In the eyes of athletics fans Ron’s claim to fame is undoubtedly being part of the British team that set a new world 4 x 110 yards record in 1963; being Britain’s athletics captain at the 1968 Mexico Olympics and winning more Welsh sprint titles than anyone else, including Ken Jones, Christian Malcolm and Colin Jackson.

But to the wider world, it is probably the fact that he achieved distinction in football that he is best known. He was appointed Chief Executive of Queens Park Rangers in 1976, having spent the previous nine years on the QPR staff as a part time coaching adviser, before moving to Cardiff’s Ninian Park in 1980 to become the first paid Managing Director of a Football League Club. He left Cardiff City in June 1988 to rejoin John Gregory, his former boss at QPR, to become Managing Director at Portsmouth.

However, there is no doubt where his sporting loyalties lie – with athletics. Cwmaman born, but a member of Cardiff’s Birchgrove Harriers, he took his first sprint Welsh title at Cardiff’s Maindy Stadium in 1956, beating the eventual 1960 Olympic sprint relay bronze medallist, Nick Whitehead. In total Ron won 12 Welsh sprint titles between 1956 and 1970, which is still a record. However, his first win in 1956 was remarkable in the circumstances. Ron explains: “I was a late starter in the sport and, after knocking on the front door of Bernard Baldwin, the former Welsh AAA secretary, at his Mountain Ash house for advice, he suggested that I ran the Glamorgan championships of that year. With very little training or preparation I won the 440 yards but came nowhere in the 100. At that time I had already entered for the Welsh championships in both the 100 and 440 yards and as the 100 event came before the 440 I ran that and, to my great surprise, won. It was only the second or third 100 I had ever run! Perhaps if the 440 had come first I would have just run in that, and not bothered with the 100 again!”

Ron’s most pleasing moment in a glittering athletics career spanning fifteen years was when he bettered 1948 Olympic sprint relay silver medallist’s Ken Jones’ total of seven Welsh 100 yards titles in 1970. Ron rates this performance even above the occasion in 1963 when, as a member of one of the most famous British sprint relay quartets of all time, he equalled the world 4 x 110 yards record at the White City beating the mighty USA. Their quartet, which included Bob Hayes, the man destined to win the 1964 Tokyo Olympic 100m, hadn’t been beaten for many a year.

Another satisfying moment came in 1969 at the ripe old age of 34 when he took the AAA (British) 100m title to follow in the footsteps of fellow Welshmen Fred Cooper (1898) and Berwyn Jones (1963).

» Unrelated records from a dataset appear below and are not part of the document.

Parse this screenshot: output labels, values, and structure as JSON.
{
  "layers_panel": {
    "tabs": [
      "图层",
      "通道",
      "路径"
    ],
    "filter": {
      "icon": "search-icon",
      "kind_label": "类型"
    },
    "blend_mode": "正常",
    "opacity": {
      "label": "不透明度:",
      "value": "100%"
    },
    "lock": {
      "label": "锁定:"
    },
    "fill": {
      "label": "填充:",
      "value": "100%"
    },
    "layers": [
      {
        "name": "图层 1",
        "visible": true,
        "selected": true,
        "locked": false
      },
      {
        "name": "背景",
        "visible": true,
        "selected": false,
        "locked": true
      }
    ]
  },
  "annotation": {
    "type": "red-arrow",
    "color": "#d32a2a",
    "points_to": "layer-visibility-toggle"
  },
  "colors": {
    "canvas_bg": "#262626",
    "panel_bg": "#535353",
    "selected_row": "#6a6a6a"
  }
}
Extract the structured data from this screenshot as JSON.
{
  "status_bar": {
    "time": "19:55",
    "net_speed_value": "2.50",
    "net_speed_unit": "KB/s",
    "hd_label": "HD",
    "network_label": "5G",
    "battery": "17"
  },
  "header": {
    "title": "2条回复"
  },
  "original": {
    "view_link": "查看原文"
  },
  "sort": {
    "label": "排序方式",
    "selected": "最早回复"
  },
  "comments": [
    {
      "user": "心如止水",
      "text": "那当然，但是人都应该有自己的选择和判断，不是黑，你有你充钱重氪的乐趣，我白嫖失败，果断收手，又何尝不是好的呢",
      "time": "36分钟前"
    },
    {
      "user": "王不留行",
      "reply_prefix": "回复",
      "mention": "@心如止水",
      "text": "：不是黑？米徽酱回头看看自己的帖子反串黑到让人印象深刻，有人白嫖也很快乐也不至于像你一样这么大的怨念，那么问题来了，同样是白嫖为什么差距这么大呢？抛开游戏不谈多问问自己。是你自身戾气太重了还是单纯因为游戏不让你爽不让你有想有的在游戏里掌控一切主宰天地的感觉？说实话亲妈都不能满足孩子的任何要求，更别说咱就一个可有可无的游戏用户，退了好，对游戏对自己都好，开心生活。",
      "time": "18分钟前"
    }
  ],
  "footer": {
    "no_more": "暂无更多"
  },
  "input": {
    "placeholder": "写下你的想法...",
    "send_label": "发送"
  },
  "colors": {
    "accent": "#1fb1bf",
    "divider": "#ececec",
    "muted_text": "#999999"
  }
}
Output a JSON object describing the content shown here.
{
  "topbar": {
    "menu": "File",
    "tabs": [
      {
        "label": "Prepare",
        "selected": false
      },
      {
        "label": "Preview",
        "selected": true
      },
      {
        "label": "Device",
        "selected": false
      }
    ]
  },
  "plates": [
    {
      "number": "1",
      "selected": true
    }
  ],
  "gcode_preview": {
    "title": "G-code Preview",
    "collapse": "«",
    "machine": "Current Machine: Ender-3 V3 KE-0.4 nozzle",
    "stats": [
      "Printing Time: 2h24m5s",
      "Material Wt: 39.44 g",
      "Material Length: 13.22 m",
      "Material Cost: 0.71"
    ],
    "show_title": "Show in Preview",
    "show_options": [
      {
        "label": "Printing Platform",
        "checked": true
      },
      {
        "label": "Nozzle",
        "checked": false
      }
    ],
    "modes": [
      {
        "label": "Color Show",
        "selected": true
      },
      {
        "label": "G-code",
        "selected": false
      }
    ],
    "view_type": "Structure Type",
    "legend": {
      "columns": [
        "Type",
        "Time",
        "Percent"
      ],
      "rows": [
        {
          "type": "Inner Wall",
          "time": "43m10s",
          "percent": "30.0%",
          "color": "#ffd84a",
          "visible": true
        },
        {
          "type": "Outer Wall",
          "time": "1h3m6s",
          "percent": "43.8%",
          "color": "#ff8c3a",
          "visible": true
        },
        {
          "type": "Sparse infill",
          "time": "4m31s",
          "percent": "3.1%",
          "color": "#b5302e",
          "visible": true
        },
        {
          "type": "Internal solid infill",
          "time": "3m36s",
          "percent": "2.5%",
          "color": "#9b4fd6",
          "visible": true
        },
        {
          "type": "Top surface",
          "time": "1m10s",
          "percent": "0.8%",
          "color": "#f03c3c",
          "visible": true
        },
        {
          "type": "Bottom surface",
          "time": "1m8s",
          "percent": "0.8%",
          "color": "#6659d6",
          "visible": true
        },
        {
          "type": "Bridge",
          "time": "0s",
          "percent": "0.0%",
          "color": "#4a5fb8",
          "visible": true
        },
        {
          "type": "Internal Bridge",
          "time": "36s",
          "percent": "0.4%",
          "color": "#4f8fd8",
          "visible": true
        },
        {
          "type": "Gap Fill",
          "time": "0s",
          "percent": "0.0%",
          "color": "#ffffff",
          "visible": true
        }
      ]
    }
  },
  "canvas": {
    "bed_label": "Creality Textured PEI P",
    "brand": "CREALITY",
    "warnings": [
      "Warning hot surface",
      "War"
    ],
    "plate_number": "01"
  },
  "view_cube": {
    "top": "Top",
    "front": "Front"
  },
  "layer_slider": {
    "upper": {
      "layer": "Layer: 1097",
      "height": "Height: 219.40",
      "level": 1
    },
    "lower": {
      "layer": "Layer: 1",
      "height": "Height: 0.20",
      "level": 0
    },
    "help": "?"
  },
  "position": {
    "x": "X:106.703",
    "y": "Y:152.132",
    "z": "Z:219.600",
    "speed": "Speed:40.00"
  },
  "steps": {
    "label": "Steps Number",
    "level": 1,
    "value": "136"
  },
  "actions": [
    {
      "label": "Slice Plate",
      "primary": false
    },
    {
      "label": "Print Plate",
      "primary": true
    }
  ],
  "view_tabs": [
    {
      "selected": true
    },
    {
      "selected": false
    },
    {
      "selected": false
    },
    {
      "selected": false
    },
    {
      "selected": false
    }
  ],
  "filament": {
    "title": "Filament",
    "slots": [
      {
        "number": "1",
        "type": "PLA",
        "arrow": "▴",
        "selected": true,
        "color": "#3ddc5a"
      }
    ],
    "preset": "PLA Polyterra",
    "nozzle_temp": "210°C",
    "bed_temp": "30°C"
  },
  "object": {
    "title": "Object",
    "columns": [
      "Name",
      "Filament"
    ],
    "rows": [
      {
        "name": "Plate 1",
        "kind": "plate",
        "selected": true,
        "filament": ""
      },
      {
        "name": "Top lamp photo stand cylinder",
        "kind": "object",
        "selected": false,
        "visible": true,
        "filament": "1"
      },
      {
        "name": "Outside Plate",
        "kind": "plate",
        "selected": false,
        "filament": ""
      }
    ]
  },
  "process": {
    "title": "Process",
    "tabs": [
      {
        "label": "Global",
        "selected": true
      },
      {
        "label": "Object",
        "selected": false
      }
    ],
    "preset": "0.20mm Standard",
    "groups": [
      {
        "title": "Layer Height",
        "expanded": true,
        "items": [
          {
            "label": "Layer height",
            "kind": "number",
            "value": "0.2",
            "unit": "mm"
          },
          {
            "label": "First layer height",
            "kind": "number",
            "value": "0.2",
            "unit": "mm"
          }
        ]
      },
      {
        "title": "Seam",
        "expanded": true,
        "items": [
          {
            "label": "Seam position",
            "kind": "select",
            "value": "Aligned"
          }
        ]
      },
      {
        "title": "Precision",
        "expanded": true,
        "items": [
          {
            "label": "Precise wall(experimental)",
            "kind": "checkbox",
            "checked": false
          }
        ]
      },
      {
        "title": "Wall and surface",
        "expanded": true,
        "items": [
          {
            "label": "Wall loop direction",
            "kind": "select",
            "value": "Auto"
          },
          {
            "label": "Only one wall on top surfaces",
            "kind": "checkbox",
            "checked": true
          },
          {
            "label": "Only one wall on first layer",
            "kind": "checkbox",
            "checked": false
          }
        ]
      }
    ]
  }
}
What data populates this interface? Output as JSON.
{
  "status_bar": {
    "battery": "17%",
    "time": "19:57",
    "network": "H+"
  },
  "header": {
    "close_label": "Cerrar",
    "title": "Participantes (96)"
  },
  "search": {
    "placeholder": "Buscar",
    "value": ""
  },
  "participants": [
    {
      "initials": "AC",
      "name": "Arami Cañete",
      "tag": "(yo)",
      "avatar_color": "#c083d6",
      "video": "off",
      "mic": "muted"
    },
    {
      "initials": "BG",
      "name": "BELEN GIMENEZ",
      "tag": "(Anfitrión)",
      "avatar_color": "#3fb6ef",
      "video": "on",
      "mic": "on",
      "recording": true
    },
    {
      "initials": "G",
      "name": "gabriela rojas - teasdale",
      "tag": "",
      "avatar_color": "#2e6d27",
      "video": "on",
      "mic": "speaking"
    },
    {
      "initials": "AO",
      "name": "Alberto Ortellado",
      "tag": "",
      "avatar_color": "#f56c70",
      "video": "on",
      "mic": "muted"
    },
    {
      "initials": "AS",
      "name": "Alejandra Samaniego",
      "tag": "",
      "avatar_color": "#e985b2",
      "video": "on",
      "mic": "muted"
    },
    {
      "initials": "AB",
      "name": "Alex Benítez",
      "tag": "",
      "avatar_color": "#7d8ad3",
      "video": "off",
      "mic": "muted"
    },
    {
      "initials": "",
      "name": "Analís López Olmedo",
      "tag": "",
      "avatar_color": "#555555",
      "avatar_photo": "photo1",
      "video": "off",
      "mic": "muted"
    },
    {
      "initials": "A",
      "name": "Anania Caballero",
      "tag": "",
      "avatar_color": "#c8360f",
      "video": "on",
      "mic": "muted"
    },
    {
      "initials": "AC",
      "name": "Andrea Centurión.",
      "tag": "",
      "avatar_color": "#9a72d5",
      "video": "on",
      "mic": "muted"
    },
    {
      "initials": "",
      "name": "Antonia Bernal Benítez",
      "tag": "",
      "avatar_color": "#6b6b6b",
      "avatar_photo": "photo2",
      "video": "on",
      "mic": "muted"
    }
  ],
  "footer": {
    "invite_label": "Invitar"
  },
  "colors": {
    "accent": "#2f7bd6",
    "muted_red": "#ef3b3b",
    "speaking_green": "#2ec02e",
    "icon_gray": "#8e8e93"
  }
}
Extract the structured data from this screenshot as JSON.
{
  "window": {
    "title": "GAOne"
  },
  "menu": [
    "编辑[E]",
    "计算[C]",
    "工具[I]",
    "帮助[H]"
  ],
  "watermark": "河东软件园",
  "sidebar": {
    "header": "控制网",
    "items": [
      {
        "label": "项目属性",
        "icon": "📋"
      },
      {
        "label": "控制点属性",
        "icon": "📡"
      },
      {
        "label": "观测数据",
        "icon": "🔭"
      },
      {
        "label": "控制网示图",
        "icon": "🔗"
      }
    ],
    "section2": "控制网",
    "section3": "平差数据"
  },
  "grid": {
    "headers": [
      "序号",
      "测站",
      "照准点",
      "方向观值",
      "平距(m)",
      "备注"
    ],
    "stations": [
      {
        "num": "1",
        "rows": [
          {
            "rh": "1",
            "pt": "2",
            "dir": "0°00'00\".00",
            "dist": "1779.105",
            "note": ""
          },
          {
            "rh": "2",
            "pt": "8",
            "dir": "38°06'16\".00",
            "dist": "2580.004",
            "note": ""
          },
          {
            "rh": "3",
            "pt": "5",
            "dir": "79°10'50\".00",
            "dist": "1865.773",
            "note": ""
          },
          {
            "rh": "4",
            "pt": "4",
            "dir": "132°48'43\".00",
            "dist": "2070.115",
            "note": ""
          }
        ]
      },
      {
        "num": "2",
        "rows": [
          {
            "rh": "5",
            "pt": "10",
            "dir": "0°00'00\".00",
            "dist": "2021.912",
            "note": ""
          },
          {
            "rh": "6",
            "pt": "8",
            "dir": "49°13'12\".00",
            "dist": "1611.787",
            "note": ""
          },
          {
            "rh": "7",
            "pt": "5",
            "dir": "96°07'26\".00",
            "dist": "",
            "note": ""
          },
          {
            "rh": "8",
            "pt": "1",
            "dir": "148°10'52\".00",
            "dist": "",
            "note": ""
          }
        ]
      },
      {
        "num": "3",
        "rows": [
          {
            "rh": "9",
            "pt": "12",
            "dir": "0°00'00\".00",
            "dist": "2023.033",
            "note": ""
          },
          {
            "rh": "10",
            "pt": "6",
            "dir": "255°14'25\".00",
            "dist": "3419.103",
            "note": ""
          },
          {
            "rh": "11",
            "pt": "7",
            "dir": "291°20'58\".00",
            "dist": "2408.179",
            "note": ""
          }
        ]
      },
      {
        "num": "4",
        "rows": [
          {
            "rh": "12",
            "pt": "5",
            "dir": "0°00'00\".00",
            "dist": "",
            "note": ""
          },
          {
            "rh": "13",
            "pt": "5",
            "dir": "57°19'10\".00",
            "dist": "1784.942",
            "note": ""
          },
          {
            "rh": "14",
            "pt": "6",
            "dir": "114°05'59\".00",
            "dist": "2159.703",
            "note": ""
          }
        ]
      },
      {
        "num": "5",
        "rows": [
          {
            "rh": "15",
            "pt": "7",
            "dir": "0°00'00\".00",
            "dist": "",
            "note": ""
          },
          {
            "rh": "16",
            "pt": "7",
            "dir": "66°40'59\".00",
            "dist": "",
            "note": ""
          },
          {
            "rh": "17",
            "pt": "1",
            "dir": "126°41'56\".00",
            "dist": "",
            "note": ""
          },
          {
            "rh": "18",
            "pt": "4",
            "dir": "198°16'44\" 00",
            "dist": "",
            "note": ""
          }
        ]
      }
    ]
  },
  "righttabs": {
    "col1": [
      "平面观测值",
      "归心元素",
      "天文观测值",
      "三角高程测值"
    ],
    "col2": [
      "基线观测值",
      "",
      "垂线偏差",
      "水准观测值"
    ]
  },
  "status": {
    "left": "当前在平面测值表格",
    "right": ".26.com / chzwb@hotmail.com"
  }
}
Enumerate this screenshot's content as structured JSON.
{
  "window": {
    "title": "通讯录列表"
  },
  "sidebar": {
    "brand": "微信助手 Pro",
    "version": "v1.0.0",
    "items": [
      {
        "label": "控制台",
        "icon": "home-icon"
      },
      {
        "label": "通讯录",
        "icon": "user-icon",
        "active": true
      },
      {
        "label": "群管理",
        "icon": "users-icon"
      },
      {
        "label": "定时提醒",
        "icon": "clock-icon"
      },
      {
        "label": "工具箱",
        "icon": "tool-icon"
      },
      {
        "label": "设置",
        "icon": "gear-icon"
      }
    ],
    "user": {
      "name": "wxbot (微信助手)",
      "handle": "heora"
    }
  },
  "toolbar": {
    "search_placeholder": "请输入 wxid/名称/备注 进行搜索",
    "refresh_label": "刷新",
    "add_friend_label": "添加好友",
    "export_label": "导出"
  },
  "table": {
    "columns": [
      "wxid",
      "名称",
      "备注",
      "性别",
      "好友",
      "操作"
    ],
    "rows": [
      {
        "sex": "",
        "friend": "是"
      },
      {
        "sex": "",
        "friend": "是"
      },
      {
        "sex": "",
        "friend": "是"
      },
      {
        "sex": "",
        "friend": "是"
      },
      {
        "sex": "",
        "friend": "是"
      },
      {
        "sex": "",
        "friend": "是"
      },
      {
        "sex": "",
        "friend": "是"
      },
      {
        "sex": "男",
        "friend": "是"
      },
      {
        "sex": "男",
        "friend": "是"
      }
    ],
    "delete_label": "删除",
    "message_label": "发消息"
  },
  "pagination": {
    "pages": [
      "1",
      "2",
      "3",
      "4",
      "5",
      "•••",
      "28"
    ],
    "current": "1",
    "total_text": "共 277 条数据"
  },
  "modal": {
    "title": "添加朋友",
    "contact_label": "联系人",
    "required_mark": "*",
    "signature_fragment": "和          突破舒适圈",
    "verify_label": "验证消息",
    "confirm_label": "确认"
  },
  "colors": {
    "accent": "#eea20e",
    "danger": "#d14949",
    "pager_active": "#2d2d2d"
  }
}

He set his first Welsh 100m record with a hand-timed 10.5 secs in 1959, beating the 10.6 set at the 1948 Olympics by Ken Jones. He held the Welsh automatically timed 100 metres record for a phenomenal 27 years, until Colin Jackson beat it with 10.29 secs in 1990.

Altogether Ron won 31 British international vests. In many of those international matches, he was handing the baton over in the sprint relay to the former leader of the Liberal Democrats, Ming Campbell. “I had to be careful in placing the baton firmly in his hand, because even in those days he was liable to change direction”, quips Ron. Staying in political mode, Ron adds that if he had to hand over to another famous (or infamous!) political athlete, Jeffrey Archer, he would have asked for a receipt!

Ron took part in nine major championships – 4 Commonwealth, 3 European and 2 Olympics. Retirement came at the end of the 1970 Commonwealth Games in Edinburgh just a month ahead of his 36th birthday. Recalling those 1970 Games, Ron says that he was foolish to run, as he was suffering from an injury which subsequently brought about his retirement. Says Ron: “We had a chance of a sprint relay medal, but I felt that if I ran, I could break-down and let the team down, so I reluctantly withdrew from the team” Wales finished fifth, just 18 hundredths behind bronze medallists England.

He is still very active as director of the sports charity SportsAid Cymru Wales, which he joined in 1990, and was appointed governor in 1997 on the retirement of Cadfan Davies. He was awarded the MBE in the 2001 New Year’s Honours List for his services to sport and charity.

Ron was inducted into the Welsh Athletics Hall of Fame in 2009

Clive Williams